Interface dataset entries:
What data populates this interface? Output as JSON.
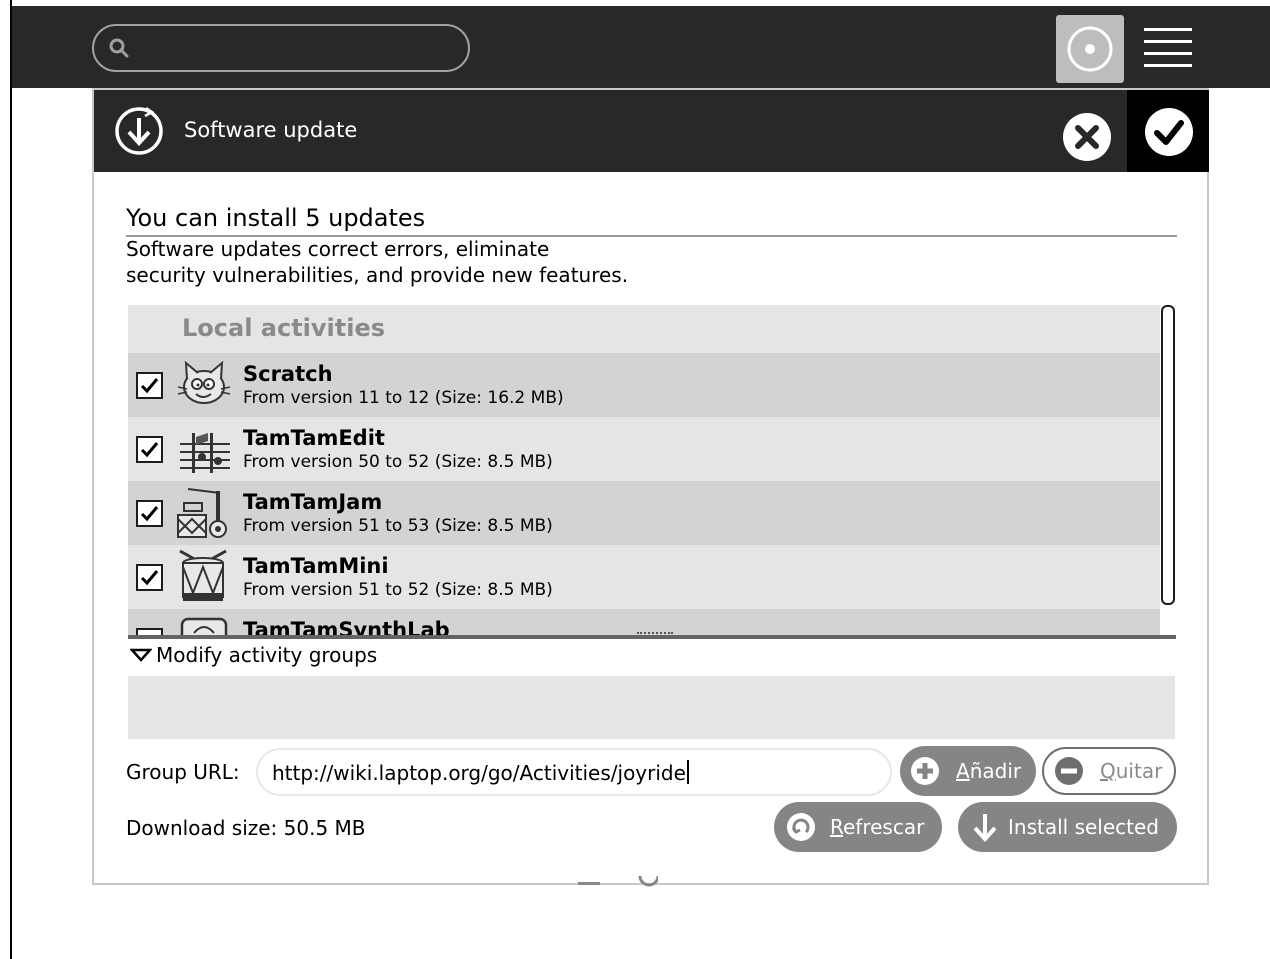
{
  "toolbar": {
    "search_placeholder": "",
    "home_icon": "home-ring-icon",
    "list_icon": "list-view-icon"
  },
  "dialog": {
    "title": "Software update",
    "headline": "You can install 5 updates",
    "description_line1": "Software updates correct errors, eliminate",
    "description_line2": "security vulnerabilities, and provide new features.",
    "group_header": "Local activities",
    "activities": [
      {
        "name": "Scratch",
        "version": "From version 11 to 12 (Size: 16.2 MB)",
        "checked": true
      },
      {
        "name": "TamTamEdit",
        "version": "From version 50 to 52 (Size: 8.5 MB)",
        "checked": true
      },
      {
        "name": "TamTamJam",
        "version": "From version 51 to 53 (Size: 8.5 MB)",
        "checked": true
      },
      {
        "name": "TamTamMini",
        "version": "From version 51 to 52 (Size: 8.5 MB)",
        "checked": true
      },
      {
        "name": "TamTamSynthLab",
        "version": "",
        "checked": false
      }
    ],
    "modify_label": "Modify activity groups",
    "group_url_label": "Group URL:",
    "group_url_value": "http://wiki.laptop.org/go/Activities/joyride",
    "add_button": {
      "prefix": "",
      "underlined": "A",
      "rest": "ñadir"
    },
    "remove_button": {
      "underlined": "Q",
      "rest": "uitar"
    },
    "refresh_button": {
      "underlined": "R",
      "rest": "efrescar"
    },
    "install_button": "Install selected",
    "download_size": "Download size: 50.5 MB"
  },
  "colors": {
    "toolbar_bg": "#282828",
    "header_bg": "#282828",
    "row_dark": "#d3d3d3",
    "row_light": "#e5e5e5",
    "button_bg": "#858585"
  }
}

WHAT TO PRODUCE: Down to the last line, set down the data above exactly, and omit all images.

COMPLETED EXERCISE:
What data populates this interface? Output as JSON.
{
  "toolbar": {
    "search_placeholder": "",
    "home_icon": "home-ring-icon",
    "list_icon": "list-view-icon"
  },
  "dialog": {
    "title": "Software update",
    "headline": "You can install 5 updates",
    "description_line1": "Software updates correct errors, eliminate",
    "description_line2": "security vulnerabilities, and provide new features.",
    "group_header": "Local activities",
    "activities": [
      {
        "name": "Scratch",
        "version": "From version 11 to 12 (Size: 16.2 MB)",
        "checked": true
      },
      {
        "name": "TamTamEdit",
        "version": "From version 50 to 52 (Size: 8.5 MB)",
        "checked": true
      },
      {
        "name": "TamTamJam",
        "version": "From version 51 to 53 (Size: 8.5 MB)",
        "checked": true
      },
      {
        "name": "TamTamMini",
        "version": "From version 51 to 52 (Size: 8.5 MB)",
        "checked": true
      },
      {
        "name": "TamTamSynthLab",
        "version": "",
        "checked": false
      }
    ],
    "modify_label": "Modify activity groups",
    "group_url_label": "Group URL:",
    "group_url_value": "http://wiki.laptop.org/go/Activities/joyride",
    "add_button": {
      "prefix": "",
      "underlined": "A",
      "rest": "ñadir"
    },
    "remove_button": {
      "underlined": "Q",
      "rest": "uitar"
    },
    "refresh_button": {
      "underlined": "R",
      "rest": "efrescar"
    },
    "install_button": "Install selected",
    "download_size": "Download size: 50.5 MB"
  },
  "colors": {
    "toolbar_bg": "#282828",
    "header_bg": "#282828",
    "row_dark": "#d3d3d3",
    "row_light": "#e5e5e5",
    "button_bg": "#858585"
  }
}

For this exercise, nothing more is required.